- Task brief:
Scan the entries below, and for each line that includes the word "hiển", make a copy.

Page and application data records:
····················
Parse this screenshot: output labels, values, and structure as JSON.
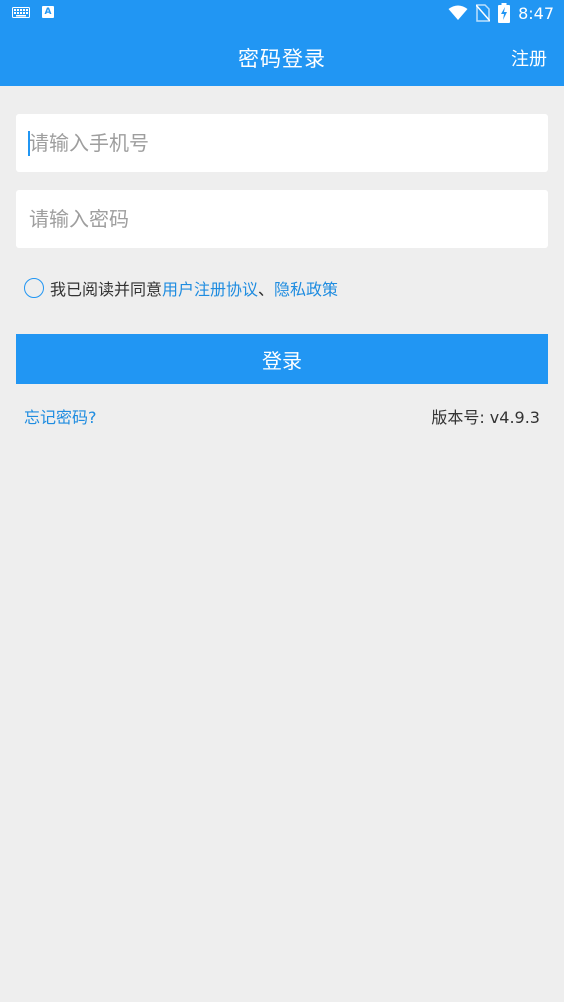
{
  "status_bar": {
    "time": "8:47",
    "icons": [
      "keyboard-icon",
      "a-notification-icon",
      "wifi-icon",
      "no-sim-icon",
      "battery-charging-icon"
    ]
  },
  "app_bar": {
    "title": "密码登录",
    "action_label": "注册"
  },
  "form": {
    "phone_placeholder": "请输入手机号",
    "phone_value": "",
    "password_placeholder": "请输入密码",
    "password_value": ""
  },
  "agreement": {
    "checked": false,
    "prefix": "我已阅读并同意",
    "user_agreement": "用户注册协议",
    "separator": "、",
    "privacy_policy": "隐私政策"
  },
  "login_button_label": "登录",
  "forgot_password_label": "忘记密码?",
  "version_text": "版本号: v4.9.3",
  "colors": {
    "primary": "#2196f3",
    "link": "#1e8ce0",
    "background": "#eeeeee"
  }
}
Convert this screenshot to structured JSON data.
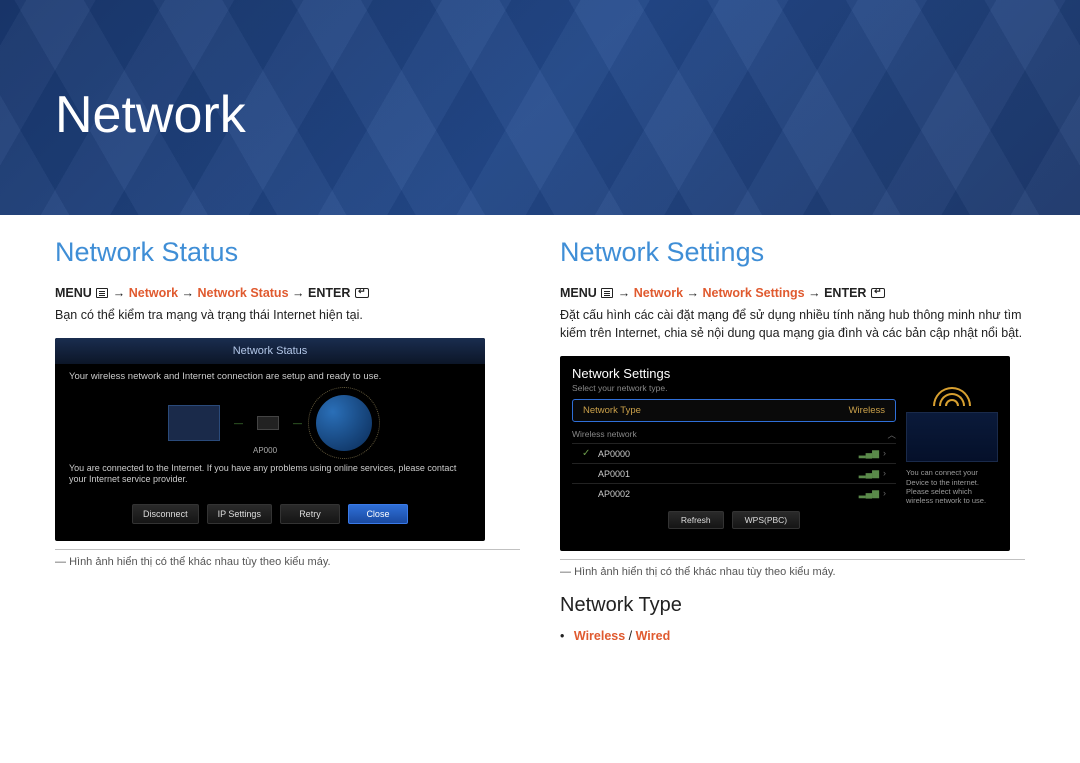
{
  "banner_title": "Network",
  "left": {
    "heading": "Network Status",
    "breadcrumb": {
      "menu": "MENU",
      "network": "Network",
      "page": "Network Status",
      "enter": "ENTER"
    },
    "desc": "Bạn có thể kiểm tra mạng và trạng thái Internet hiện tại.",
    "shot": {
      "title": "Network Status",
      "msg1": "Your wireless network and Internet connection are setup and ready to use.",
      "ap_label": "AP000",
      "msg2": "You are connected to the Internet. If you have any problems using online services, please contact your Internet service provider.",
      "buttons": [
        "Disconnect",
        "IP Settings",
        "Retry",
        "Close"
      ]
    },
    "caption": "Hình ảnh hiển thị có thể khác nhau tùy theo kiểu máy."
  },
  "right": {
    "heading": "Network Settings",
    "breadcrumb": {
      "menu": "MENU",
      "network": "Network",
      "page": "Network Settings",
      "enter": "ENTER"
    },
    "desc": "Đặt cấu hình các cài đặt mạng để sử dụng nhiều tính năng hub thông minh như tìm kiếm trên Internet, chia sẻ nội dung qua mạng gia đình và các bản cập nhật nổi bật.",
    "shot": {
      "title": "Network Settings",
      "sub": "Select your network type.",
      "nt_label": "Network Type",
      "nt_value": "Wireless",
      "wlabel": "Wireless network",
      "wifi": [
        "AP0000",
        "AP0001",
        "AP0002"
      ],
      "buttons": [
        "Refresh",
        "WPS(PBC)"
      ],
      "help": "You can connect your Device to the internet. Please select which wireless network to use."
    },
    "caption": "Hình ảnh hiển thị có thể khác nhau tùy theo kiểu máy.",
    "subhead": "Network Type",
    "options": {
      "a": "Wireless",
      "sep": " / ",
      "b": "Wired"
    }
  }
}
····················
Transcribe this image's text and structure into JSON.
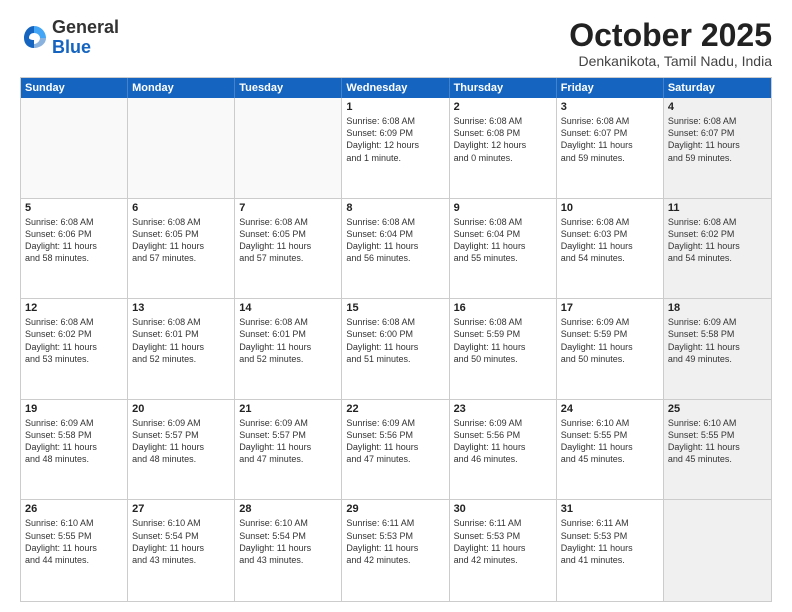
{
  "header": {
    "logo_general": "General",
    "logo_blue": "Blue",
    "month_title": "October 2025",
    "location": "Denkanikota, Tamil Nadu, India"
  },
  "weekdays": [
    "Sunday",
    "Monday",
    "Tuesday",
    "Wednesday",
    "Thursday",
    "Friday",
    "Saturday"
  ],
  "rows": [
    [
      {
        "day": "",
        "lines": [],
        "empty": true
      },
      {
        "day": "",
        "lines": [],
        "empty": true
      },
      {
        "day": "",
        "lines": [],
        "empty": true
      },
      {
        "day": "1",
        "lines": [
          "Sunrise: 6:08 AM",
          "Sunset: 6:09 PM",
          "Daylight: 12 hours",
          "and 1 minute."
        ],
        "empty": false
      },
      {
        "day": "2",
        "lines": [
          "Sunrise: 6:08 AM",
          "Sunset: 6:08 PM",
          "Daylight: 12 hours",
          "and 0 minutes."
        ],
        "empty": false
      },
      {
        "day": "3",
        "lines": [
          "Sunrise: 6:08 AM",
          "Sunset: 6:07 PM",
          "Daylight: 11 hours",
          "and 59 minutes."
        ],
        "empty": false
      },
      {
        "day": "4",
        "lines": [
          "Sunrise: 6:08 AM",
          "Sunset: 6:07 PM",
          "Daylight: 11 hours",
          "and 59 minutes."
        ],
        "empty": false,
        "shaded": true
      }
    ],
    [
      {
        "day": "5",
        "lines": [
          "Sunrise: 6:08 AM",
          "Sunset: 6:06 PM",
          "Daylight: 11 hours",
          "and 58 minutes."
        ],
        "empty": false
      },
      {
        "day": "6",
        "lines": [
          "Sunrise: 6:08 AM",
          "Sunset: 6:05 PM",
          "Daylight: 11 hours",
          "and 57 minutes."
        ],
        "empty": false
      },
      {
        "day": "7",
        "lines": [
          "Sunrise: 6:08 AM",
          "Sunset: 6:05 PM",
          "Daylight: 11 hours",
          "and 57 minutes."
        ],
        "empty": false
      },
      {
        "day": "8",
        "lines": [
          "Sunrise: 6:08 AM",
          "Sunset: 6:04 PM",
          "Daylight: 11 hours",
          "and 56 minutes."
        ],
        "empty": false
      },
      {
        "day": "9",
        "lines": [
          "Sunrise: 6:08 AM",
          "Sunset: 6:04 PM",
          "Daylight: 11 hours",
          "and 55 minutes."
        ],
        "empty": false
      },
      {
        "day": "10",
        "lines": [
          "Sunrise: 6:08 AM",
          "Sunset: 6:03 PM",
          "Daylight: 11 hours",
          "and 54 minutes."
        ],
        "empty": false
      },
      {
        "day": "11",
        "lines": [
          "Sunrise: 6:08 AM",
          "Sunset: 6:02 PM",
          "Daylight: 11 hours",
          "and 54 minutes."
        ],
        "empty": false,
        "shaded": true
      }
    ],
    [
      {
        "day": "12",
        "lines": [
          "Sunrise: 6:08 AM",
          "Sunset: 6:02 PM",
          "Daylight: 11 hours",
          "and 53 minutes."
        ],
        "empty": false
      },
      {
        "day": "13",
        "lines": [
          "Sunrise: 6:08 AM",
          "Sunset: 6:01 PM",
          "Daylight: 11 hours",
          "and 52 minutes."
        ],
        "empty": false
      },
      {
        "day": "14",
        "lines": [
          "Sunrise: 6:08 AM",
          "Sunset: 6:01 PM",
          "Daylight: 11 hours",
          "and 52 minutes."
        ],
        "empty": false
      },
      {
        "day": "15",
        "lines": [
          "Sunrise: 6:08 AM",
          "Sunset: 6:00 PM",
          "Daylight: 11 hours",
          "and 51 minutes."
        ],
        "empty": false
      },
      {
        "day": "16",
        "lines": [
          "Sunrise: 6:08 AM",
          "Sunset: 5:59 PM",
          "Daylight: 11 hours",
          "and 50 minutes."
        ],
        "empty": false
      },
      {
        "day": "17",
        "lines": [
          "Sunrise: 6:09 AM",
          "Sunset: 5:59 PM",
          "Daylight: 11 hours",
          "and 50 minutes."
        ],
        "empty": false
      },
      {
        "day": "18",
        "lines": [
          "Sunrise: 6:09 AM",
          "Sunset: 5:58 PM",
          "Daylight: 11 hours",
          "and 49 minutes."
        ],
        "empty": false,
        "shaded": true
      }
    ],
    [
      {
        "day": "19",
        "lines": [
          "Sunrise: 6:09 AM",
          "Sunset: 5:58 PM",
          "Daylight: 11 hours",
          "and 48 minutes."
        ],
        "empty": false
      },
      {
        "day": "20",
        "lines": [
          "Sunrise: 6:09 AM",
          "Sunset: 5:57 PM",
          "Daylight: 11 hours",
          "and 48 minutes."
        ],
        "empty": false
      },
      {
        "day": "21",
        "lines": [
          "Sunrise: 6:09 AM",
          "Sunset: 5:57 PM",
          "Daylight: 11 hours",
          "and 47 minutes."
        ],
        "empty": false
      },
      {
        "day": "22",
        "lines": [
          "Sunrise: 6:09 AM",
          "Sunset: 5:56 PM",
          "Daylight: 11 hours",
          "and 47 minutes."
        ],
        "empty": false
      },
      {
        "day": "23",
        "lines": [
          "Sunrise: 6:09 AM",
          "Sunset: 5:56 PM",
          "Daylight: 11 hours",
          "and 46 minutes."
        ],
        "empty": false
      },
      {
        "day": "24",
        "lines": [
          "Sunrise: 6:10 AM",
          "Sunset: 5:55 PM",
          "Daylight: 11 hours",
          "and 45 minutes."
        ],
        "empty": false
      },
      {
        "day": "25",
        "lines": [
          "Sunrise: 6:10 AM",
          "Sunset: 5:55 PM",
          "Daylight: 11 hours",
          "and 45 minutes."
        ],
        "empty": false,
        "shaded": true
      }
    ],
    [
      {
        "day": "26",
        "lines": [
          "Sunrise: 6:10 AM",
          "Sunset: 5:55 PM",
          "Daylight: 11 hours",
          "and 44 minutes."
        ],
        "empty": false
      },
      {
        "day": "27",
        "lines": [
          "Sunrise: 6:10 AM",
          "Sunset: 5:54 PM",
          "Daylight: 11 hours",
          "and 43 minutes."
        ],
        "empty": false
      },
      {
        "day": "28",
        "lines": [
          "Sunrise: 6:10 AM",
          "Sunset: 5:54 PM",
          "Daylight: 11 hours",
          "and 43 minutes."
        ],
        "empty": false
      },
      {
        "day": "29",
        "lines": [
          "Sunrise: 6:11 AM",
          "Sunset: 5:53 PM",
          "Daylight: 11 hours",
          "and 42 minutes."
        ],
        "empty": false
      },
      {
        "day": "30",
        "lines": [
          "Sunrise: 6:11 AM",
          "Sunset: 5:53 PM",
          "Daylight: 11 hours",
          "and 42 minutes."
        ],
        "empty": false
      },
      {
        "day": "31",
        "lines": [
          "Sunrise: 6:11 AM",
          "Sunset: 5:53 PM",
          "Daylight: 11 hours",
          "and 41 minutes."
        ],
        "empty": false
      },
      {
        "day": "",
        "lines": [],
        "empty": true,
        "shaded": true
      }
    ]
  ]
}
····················
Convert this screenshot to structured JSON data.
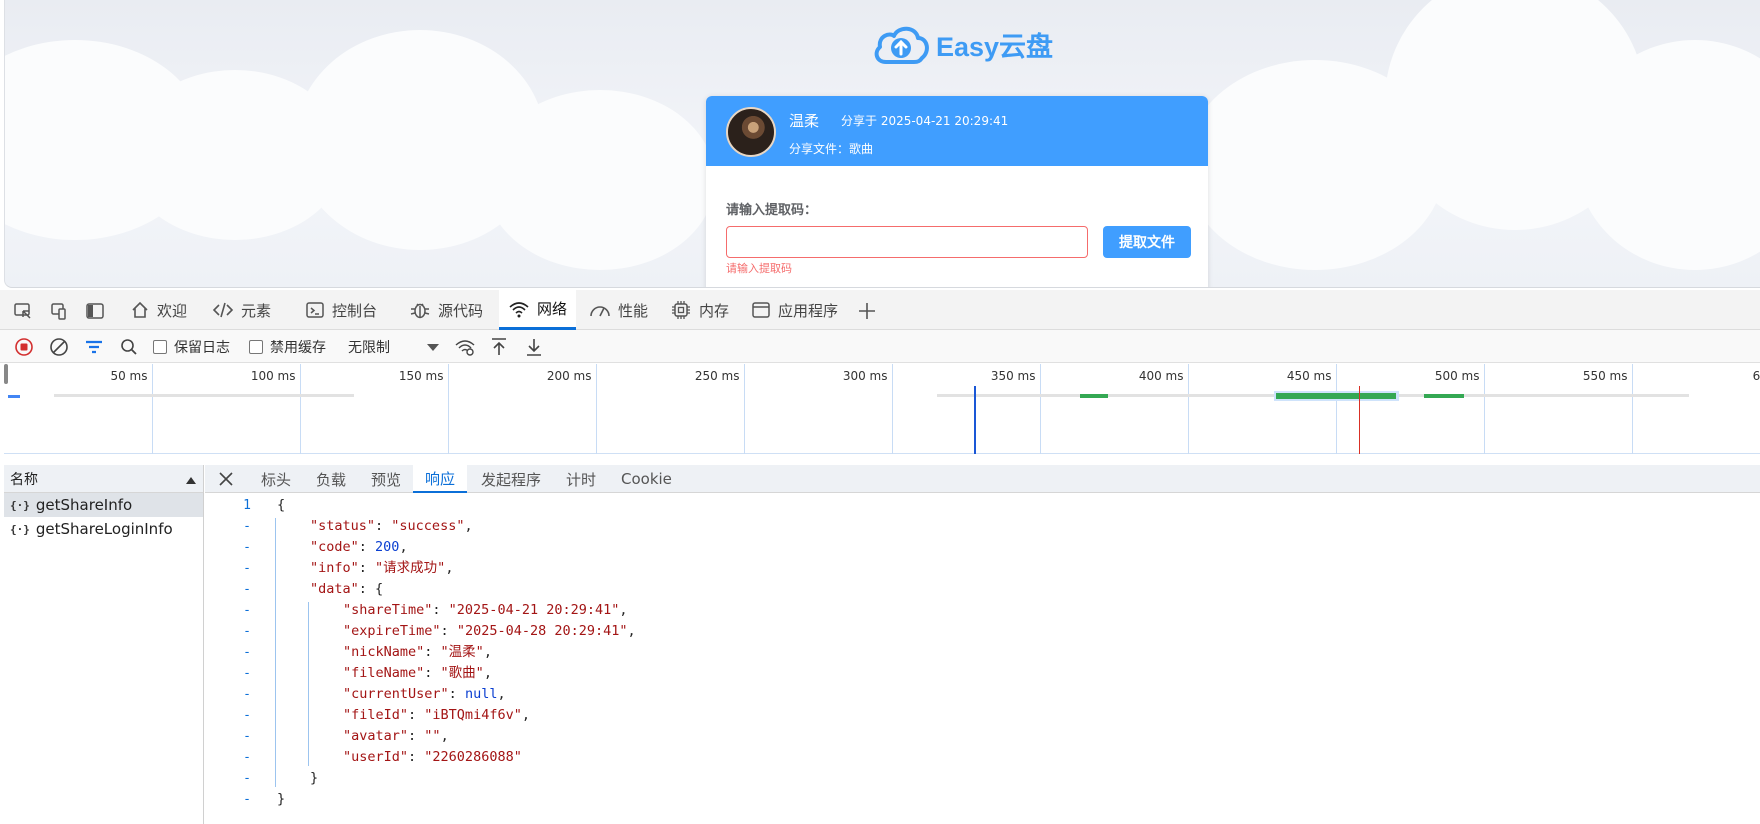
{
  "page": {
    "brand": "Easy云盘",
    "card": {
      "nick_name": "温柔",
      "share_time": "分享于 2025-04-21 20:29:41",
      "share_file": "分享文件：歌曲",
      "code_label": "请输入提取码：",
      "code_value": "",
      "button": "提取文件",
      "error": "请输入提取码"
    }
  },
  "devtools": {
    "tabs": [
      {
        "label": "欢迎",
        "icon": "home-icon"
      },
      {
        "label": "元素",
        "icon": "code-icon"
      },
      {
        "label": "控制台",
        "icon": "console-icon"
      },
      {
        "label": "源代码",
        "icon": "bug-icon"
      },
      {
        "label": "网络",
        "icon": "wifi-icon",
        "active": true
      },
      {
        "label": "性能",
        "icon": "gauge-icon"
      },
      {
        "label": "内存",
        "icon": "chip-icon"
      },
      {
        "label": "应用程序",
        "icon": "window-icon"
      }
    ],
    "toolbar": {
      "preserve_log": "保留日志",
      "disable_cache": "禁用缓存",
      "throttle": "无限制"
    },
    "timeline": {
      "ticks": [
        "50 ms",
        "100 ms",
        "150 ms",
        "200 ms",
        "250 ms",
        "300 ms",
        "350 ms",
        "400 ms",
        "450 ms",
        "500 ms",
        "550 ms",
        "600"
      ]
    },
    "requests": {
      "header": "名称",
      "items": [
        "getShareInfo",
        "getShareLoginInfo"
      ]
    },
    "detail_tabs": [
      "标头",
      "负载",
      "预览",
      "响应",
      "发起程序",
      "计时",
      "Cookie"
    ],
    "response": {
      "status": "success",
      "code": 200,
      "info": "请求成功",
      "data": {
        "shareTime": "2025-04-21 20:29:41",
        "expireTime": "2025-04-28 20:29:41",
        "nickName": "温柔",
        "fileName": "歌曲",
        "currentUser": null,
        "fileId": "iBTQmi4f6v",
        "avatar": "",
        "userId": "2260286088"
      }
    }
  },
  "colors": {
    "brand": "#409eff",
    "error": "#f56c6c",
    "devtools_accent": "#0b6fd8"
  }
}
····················
- Response to this exercise:
    "caption": "Hình ảnh hiển thị có thể khác nhau tùy theo kiểu máy."
    "caption": "Hình ảnh hiển thị có thể khác nhau tùy theo kiểu máy.",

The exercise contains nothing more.